◆ DATA FOR PROCESSING ◆
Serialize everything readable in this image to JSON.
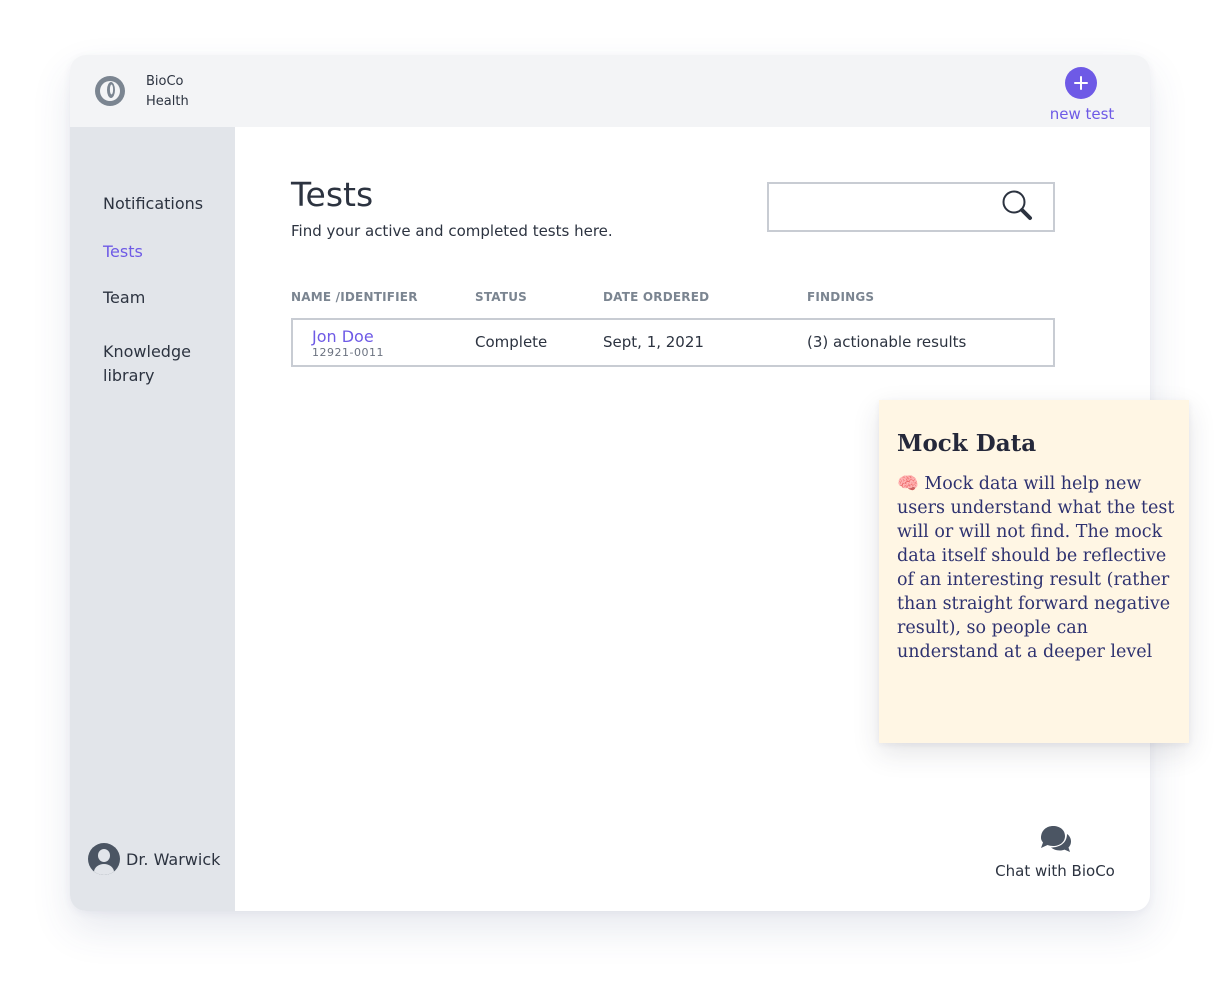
{
  "app": {
    "brand_line1": "BioCo",
    "brand_line2": "Health"
  },
  "header": {
    "new_test_label": "new test"
  },
  "sidebar": {
    "items": [
      {
        "label": "Notifications",
        "active": false
      },
      {
        "label": "Tests",
        "active": true
      },
      {
        "label": "Team",
        "active": false
      },
      {
        "label": "Knowledge library",
        "active": false
      }
    ],
    "user": {
      "name": "Dr. Warwick"
    }
  },
  "main": {
    "title": "Tests",
    "subtitle": "Find your active and completed tests here.",
    "search": {
      "value": "",
      "placeholder": ""
    },
    "table": {
      "columns": [
        "NAME /IDENTIFIER",
        "STATUS",
        "DATE ORDERED",
        "FINDINGS"
      ],
      "rows": [
        {
          "name": "Jon Doe",
          "identifier": "12921-0011",
          "status": "Complete",
          "date_ordered": "Sept, 1, 2021",
          "findings": "(3) actionable results"
        }
      ]
    },
    "chat_label": "Chat with BioCo"
  },
  "note": {
    "title": "Mock Data",
    "body": "🧠 Mock data will help new users understand what the test will or will not find. The mock data itself should be reflective of an interesting result (rather than straight forward negative result), so people can understand at a deeper level"
  },
  "colors": {
    "accent": "#6e5ae6",
    "sidebar_bg": "#e2e5ea",
    "header_bg": "#f3f4f6",
    "note_bg": "#fff6e4",
    "text": "#2c3340"
  },
  "icons": {
    "logo": "bioco-logo-icon",
    "new_test": "plus-icon",
    "search": "search-icon",
    "user": "user-avatar-icon",
    "chat": "chat-bubbles-icon"
  }
}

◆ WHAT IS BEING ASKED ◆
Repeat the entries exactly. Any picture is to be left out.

◆ WRITTEN SOLUTION ◆
Serialize everything readable in this image to JSON.
{
  "app": {
    "brand_line1": "BioCo",
    "brand_line2": "Health"
  },
  "header": {
    "new_test_label": "new test"
  },
  "sidebar": {
    "items": [
      {
        "label": "Notifications",
        "active": false
      },
      {
        "label": "Tests",
        "active": true
      },
      {
        "label": "Team",
        "active": false
      },
      {
        "label": "Knowledge library",
        "active": false
      }
    ],
    "user": {
      "name": "Dr. Warwick"
    }
  },
  "main": {
    "title": "Tests",
    "subtitle": "Find your active and completed tests here.",
    "search": {
      "value": "",
      "placeholder": ""
    },
    "table": {
      "columns": [
        "NAME /IDENTIFIER",
        "STATUS",
        "DATE ORDERED",
        "FINDINGS"
      ],
      "rows": [
        {
          "name": "Jon Doe",
          "identifier": "12921-0011",
          "status": "Complete",
          "date_ordered": "Sept, 1, 2021",
          "findings": "(3) actionable results"
        }
      ]
    },
    "chat_label": "Chat with BioCo"
  },
  "note": {
    "title": "Mock Data",
    "body": "🧠 Mock data will help new users understand what the test will or will not find. The mock data itself should be reflective of an interesting result (rather than straight forward negative result), so people can understand at a deeper level"
  },
  "colors": {
    "accent": "#6e5ae6",
    "sidebar_bg": "#e2e5ea",
    "header_bg": "#f3f4f6",
    "note_bg": "#fff6e4",
    "text": "#2c3340"
  },
  "icons": {
    "logo": "bioco-logo-icon",
    "new_test": "plus-icon",
    "search": "search-icon",
    "user": "user-avatar-icon",
    "chat": "chat-bubbles-icon"
  }
}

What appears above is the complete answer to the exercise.